Most of you will have attended different plot tours through the summer. No matter which ones you attended you are very likely to of heard the same jargon, lingo and company speak at every single one. Even though all manufacturers, service providers and breeding programs are committed to research, product development and cutting edge technologies eveyone seems to be less committed to coming up with different language. Its interesting that even though the industry competes very vigorously, everyone speaks the same marketing language. In reality this is all about sales and convincing the farmer who has the best product or service. We joke about politicians talking without saying anything but I think as marketers we can fall into some of the same traps. I know that I have to sometimes catch myself from talking with this same empty cliche language when I discuss our vareties at our seed business. These cliches can become a bad habit for anyone that markets.
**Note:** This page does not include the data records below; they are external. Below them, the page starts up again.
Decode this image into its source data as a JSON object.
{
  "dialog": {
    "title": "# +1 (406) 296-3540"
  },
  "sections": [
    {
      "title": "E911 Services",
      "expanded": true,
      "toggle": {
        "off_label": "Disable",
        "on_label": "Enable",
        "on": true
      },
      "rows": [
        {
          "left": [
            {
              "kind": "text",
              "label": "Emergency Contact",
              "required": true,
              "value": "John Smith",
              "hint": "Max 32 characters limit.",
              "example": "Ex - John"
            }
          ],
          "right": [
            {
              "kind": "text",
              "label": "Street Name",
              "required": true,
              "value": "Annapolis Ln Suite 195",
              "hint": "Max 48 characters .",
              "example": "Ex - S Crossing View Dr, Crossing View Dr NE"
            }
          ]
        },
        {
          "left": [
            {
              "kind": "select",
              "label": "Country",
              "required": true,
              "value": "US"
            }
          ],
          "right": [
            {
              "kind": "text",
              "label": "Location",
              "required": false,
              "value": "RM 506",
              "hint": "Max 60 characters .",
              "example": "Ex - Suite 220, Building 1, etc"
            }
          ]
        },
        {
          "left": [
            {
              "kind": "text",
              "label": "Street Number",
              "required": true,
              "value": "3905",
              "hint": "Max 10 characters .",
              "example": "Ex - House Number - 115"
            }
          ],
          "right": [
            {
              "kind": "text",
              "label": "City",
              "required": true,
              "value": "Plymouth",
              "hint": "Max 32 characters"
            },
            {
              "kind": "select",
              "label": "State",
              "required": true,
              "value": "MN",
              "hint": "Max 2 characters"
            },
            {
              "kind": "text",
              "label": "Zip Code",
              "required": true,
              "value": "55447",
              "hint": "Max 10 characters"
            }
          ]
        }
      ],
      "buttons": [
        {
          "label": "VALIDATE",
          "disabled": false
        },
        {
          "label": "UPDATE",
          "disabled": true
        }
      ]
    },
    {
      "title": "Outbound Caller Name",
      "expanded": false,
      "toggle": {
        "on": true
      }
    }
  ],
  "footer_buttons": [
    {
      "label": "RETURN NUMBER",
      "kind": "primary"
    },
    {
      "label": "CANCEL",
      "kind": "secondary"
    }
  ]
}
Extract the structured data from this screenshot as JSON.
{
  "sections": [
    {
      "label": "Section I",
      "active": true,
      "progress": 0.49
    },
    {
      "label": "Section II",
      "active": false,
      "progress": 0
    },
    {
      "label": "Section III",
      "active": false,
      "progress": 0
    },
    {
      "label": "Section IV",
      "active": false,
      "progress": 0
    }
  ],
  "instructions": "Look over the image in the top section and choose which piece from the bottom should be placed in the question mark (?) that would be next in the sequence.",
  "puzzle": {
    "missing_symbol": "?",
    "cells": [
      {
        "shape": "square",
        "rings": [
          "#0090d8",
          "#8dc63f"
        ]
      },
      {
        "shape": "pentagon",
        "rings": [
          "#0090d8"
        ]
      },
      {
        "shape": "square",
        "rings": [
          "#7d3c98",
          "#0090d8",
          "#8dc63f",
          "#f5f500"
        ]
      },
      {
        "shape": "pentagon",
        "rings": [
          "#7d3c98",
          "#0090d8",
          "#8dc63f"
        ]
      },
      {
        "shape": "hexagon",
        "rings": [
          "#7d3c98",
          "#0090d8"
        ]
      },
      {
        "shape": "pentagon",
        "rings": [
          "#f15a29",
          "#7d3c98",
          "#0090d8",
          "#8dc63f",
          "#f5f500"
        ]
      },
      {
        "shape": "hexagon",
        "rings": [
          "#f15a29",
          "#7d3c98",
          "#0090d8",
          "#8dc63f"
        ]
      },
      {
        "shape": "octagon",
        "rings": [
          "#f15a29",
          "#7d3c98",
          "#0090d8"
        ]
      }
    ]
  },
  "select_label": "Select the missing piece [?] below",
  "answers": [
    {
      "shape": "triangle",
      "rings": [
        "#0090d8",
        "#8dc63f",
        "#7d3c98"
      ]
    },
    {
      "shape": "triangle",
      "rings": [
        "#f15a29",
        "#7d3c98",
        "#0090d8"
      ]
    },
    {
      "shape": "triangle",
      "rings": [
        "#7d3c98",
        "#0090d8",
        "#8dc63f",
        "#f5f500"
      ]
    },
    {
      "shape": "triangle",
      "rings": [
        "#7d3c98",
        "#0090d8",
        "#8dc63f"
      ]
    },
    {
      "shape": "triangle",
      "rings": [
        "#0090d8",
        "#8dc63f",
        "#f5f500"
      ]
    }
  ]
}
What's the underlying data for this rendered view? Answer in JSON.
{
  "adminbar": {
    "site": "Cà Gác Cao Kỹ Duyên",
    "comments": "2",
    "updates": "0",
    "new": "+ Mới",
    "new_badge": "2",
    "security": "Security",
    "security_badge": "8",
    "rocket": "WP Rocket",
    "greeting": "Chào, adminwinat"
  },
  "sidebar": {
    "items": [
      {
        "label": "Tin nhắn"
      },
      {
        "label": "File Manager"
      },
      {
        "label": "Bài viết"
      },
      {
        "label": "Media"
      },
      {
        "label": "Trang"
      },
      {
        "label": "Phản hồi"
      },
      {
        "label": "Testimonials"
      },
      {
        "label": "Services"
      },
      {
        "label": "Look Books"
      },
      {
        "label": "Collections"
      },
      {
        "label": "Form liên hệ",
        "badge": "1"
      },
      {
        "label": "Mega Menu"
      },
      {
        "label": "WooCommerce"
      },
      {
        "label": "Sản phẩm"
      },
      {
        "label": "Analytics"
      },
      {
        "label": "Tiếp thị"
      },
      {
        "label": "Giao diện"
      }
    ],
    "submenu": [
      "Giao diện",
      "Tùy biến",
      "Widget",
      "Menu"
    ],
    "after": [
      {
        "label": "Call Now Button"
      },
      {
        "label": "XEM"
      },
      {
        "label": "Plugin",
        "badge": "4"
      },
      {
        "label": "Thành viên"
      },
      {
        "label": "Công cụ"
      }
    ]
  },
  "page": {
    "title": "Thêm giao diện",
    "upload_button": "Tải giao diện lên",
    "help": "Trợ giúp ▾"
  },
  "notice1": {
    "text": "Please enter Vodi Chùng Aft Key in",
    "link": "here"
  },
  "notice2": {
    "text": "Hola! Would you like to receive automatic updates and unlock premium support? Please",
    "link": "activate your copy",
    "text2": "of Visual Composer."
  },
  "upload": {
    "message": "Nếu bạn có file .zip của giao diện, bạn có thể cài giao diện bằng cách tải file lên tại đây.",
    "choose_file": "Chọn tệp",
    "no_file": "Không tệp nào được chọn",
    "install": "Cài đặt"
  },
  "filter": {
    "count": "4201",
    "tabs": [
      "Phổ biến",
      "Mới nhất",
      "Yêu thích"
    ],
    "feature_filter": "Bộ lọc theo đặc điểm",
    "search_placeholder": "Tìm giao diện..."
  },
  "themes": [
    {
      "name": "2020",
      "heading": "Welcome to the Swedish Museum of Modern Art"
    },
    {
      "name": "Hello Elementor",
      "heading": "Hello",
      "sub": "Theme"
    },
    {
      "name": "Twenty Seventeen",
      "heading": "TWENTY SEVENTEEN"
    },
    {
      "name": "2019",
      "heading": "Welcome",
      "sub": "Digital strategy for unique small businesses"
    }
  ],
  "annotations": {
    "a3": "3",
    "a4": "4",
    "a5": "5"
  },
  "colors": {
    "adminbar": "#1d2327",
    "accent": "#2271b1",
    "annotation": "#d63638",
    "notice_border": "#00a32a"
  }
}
As an industry we could do ourselves a service by talking in a language that wasn’t tied to keywords and buzzwords that we want tied to the corporate brand. Don’t get me wrong this isn’t just an agriculture issue. Walk into a Future Shop or a car company show room and you will find the same empty cliche language.
Here are some of my favorites that I heard this summer.
are pipeline is full of cutting edge products
our data shows incredible results for this area
the performance of this product is outstanding based on our results.
our commitment to research over the past ten years is now paying off.
This [….] is an absolute game changer in the market place.
This will change the way we think about……..
This is just the list that came to me so please feel free to enter some of your favorites in the comment box below. Happy Harvest.
This week, winter wheat prices touched a three-year high, but it didn’t last. Chicago SRW wheat prices for September 2018 gained 5 per cent or about 26 cents US/bushel to close at $5.56. While the December 2018 contract was up 5.4 percent — or nearly 30 cents — to finish a tad under $5.80. In…Read more »